DIRECTIONS FOR THIS TASK ::
What lines of the data include the string "Your"? Copy them all.
** MATERIAL PROVIDED follows **
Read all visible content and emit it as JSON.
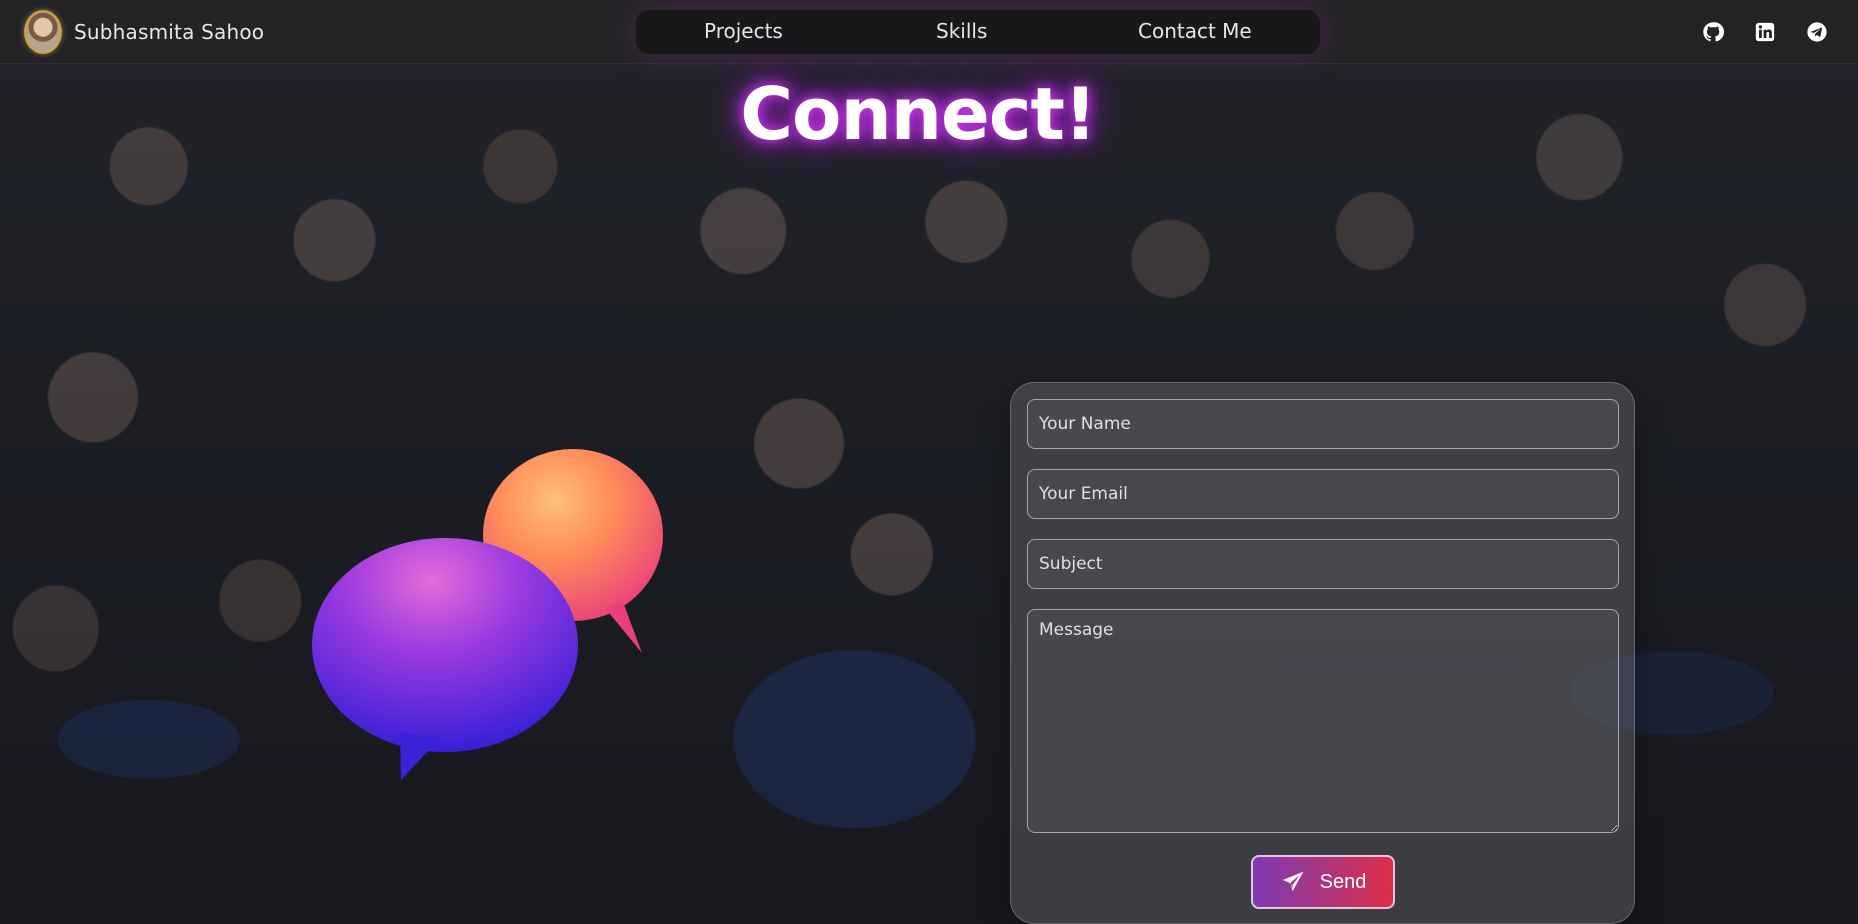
{
  "brand": {
    "name": "Subhasmita Sahoo"
  },
  "nav": {
    "links": [
      {
        "label": "Projects"
      },
      {
        "label": "Skills"
      },
      {
        "label": "Contact Me"
      }
    ],
    "icons": [
      "github-icon",
      "linkedin-icon",
      "telegram-icon"
    ]
  },
  "heading": {
    "title": "Connect!"
  },
  "form": {
    "name_placeholder": "Your Name",
    "email_placeholder": "Your Email",
    "subject_placeholder": "Subject",
    "message_placeholder": "Message",
    "send_label": "Send"
  },
  "colors": {
    "accent_glow": "#d23bf0",
    "send_gradient_start": "#7e3bb3",
    "send_gradient_end": "#e02e48"
  }
}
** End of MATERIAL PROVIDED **
RESPONSE AREA ::
    "name_placeholder": "Your Name",
    "email_placeholder": "Your Email",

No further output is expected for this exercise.